Writing stories for children is one of my favourite hobbies and by far the best method of becoming buoyant. It is akin to revisiting my childhood. A story idea had been doing rounds in my mind for quite some time. A few days ago, finding the perfect time, mood, and ambience for bringing it down on paper, I started writing. I was convinced that the outcome would match my expectations.
Just when the narration had begun to take shape, there was a soft knock at the door. A boy stood outside. Seeing me, he uttered: “Ma’am, is it you who writes stories about Sehaj?” The query surprised me but I confessed that I was the writer indeed. “That’s why I’ve come to you,” the visitor said, as his face lit up. I led him in. Telling him to take a seat, I asked the child his name.

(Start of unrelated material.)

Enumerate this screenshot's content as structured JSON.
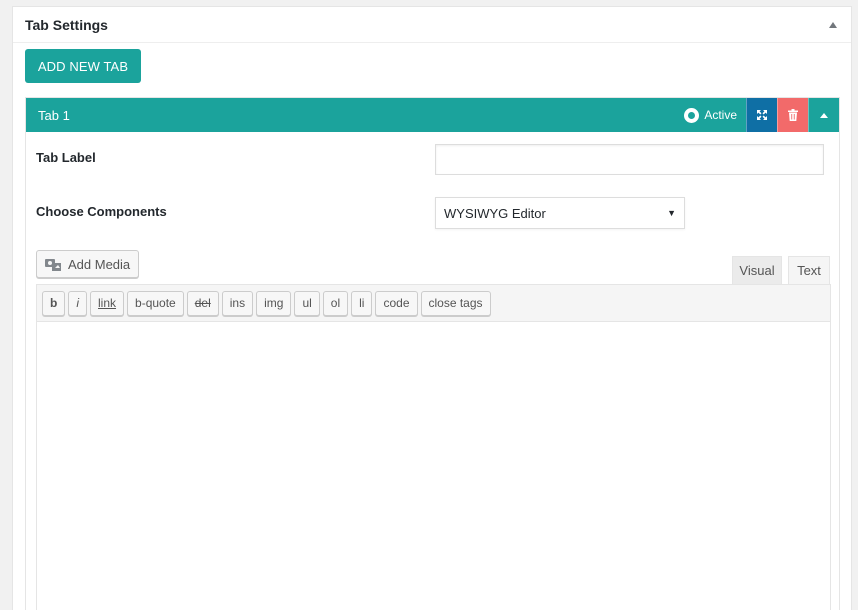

“Mukul, ma’am,” he revealed, politely. The first impression was good to make one feel secure about the future of the nation. Mukul interrupted my chain of thoughts. “I came to see Sehaj. Where is he?” He looked around as if searching for the character. “You want to see Sehaj!” I could barely utter the words. It was an odd predicament after all. “Indeed, I want to be friends with him,” Mukul said excitedly, with a glow of hope in his eyes. I did not want to disappoint the child but I had to tell him the truth.
“But child, he does not stay here; you can meet him only in the stories; he’s very genial.” My answer disheartened the guest, to say the least; but I could not help asking him: “Mukul, why do you want to befriend Sehaj?” “Sehaj is an intelligent, mature, and responsible boy. My parents tell me his company will be good for me in many ways.” Mukul came across as someone quite serious for his age. His reply motivated me to continue conversing with him. “What other qualities of Sehaj do you find attractive?” “He’s good at studies. Even I would like to be among the toppers of my class,” “What else?” “His parents and teachers like him. He is a role model to his classmates.”
This tête-à-tête was engaging and Mukul was enjoying it no less. “Mukul, I say, you can meet Sehaj easily.” “But how?” The child was at a loss to know. “You can become Sehaj, by developing the qualities that you adore in him. You have it in you. Then all other the children will be anxious to befriend you,” I told him with conviction. Mukul turned thoughtful. “For all you know, you might even outshine Sehaj,” I added. He became bliss personified. “Really? How happy my parents will be!” After Mukul left, this strange visit infused me with a renewed zeal to continue with the ongoing story.